Work task
Go over the data and copy out each line with "Digital" in it.

[Element data from apps and pages]
=== Section Start ===

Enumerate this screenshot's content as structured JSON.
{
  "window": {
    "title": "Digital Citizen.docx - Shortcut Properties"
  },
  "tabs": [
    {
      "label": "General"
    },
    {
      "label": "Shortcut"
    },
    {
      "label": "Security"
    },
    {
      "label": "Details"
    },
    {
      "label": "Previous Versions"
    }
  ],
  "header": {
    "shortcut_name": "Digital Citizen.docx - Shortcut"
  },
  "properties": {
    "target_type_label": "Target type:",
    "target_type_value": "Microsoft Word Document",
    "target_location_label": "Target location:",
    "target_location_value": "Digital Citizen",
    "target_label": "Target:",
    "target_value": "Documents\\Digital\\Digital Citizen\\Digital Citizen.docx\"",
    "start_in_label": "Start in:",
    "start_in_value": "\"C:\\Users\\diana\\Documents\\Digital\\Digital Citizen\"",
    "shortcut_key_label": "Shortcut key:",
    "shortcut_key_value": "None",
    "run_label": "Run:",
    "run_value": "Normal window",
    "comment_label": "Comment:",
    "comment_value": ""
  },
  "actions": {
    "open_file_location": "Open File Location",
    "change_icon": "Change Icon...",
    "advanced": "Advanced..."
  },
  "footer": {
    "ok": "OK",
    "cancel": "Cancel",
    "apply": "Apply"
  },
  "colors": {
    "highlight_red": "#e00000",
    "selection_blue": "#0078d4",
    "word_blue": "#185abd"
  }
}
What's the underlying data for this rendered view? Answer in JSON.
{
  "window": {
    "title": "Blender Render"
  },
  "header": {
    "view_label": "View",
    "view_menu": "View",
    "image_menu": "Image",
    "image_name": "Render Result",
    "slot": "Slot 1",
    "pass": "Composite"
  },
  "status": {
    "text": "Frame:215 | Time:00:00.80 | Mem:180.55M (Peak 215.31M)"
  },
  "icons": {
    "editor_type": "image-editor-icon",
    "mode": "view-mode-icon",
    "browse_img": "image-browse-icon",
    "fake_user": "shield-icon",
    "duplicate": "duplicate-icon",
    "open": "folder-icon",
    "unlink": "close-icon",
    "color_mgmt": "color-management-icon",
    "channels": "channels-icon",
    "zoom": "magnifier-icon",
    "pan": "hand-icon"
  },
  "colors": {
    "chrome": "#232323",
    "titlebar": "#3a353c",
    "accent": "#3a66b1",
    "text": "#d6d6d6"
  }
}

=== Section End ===

Output for this exercise
    "title": "Digital Citizen.docx - Shortcut Properties"
    "shortcut_name": "Digital Citizen.docx - Shortcut"
    "target_location_value": "Digital Citizen",
    "target_value": "Documents\\Digital\\Digital Citizen\\Digital Citizen.docx\"",
    "start_in_value": "\"C:\\Users\\diana\\Documents\\Digital\\Digital Citizen\"",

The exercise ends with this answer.